(Beginning of RECORDS FOR THE TASK)
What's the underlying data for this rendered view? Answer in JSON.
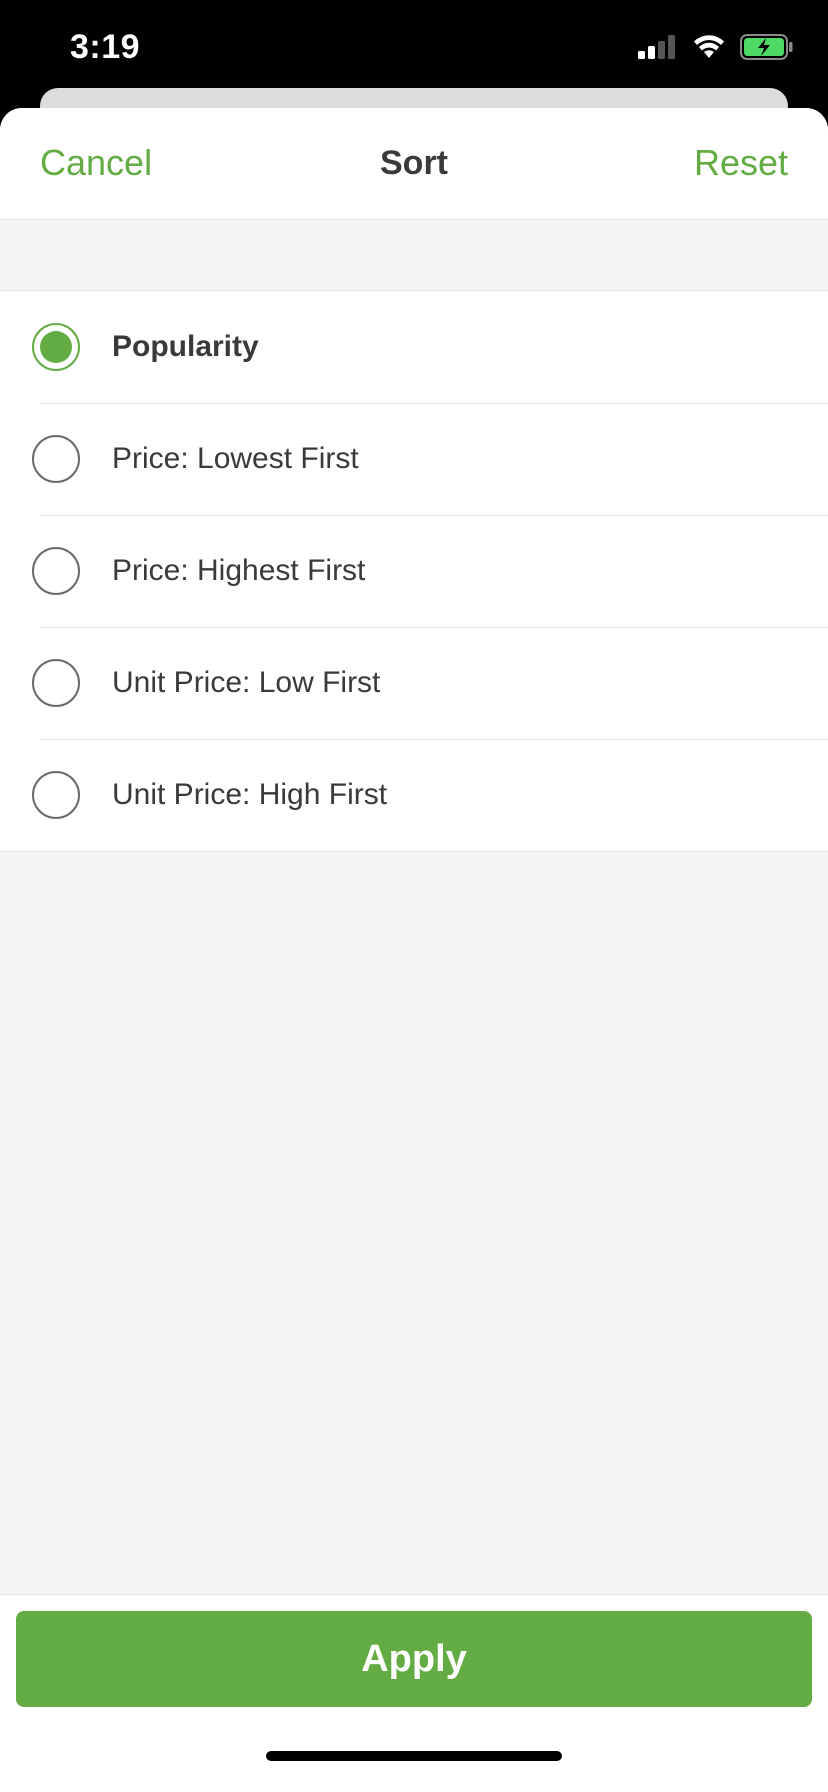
{
  "status_bar": {
    "time": "3:19",
    "icons": [
      "cellular-signal-icon",
      "wifi-icon",
      "battery-charging-icon"
    ]
  },
  "nav": {
    "cancel_label": "Cancel",
    "title": "Sort",
    "reset_label": "Reset"
  },
  "sort_options": [
    {
      "label": "Popularity",
      "selected": true
    },
    {
      "label": "Price: Lowest First",
      "selected": false
    },
    {
      "label": "Price: Highest First",
      "selected": false
    },
    {
      "label": "Unit Price: Low First",
      "selected": false
    },
    {
      "label": "Unit Price: High First",
      "selected": false
    }
  ],
  "footer": {
    "apply_label": "Apply"
  },
  "colors": {
    "accent": "#62ac43",
    "text": "#3a3a3a",
    "background": "#f5f5f5"
  }
}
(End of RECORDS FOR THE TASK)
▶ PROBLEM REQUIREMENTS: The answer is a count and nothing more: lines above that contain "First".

▶ RESULT OF THE TASK: 4